Biochemical and Biophysical Research Communications, Vol.541, 22-29, 2021
Normal aging induces PD-1-enriched exhausted microglia and A1-like reactive astrocytes in the hypothalamus
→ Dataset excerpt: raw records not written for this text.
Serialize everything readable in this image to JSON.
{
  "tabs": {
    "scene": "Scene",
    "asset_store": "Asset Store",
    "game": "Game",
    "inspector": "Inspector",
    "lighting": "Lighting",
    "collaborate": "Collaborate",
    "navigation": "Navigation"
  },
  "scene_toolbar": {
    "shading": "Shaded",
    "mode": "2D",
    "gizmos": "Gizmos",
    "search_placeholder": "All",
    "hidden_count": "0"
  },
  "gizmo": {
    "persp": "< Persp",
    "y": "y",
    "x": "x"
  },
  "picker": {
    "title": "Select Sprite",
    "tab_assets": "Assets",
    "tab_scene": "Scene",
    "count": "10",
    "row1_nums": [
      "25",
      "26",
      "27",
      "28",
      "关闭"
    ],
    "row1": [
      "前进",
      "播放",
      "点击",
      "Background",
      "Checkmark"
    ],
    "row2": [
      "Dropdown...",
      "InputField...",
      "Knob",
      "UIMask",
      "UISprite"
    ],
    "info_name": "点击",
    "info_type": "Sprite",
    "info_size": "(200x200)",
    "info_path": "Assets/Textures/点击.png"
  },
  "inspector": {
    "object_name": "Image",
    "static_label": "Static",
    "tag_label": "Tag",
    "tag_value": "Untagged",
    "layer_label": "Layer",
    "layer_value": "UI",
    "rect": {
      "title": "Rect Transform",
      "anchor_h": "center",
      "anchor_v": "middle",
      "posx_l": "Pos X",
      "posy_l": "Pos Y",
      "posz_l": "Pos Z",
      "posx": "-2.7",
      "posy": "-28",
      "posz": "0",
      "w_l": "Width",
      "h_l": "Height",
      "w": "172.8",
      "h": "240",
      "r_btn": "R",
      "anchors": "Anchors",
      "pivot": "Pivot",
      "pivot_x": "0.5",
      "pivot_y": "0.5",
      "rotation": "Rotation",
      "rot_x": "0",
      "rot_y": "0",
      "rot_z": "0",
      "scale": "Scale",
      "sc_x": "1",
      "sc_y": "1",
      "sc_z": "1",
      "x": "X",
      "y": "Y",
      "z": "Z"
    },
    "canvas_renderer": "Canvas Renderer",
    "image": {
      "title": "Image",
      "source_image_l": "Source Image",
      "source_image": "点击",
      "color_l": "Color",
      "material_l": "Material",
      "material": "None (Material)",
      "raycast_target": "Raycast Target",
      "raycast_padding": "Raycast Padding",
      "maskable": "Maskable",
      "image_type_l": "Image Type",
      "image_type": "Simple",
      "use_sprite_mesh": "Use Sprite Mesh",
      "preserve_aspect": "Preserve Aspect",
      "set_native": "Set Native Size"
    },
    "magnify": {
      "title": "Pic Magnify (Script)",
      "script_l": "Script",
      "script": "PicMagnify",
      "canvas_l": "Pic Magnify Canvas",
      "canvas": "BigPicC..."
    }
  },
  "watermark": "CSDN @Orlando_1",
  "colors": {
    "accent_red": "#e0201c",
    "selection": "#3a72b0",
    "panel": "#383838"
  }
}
Hypothalamic aging is considered to be critical for systemic aging, and the accumulation of "exhausted glial cells" in the hypothalamus may contribute to brain dysfunction. In this study, we used normal aging mice and investigated aging-specific transcriptional identities of microglia and astrocytes in the hypothalamus. We confirmed that normal aging promoted anxiety, induced impairment of motor coordination and reduced physical strength of muscle in mice. To investigate the senescence of hypothalamic glial cells, we isolated CD11b-positive microglia and ACSA-2-positive astrocytes from the hypothalamus of aged mice using magnetic-activated cell sorting (MACS). The mRNA level of p16(INK4A) was dramatically increased in the hypothalamic microglia of aged mice compared to young mice. Furthermore, the expression of programmed cell death 1 (PD-1) as well as A1-like astrocyte mediators in the hypothalamic microglia was dramatically induced by aging, indicating that normal aging may produce PD-1-enriched "exhausted microglia" in the hypothalamus. Furthermore, neuroinflammatory A1-like reactive astrocytes with a p16(INK4A)-positive senescent state were predominantly detected in the hypothalamus of aged mice. Exhausted microglia were also detected in the prefrontal cortex of aged mice, whereas astrocytic neuroinflammation was milder than that observed in the hypothalamus, even with p16(INK4A)-positive senescence. These results suggest that the production of PD-1-enriched exhausted and senescent microglia and neuroinflammatory A1-like reactive astrocytes in the hypothalamus may partly contribute to aging-related emotional and physical dyscoordination. (C) 2020 Published by Elsevier Inc.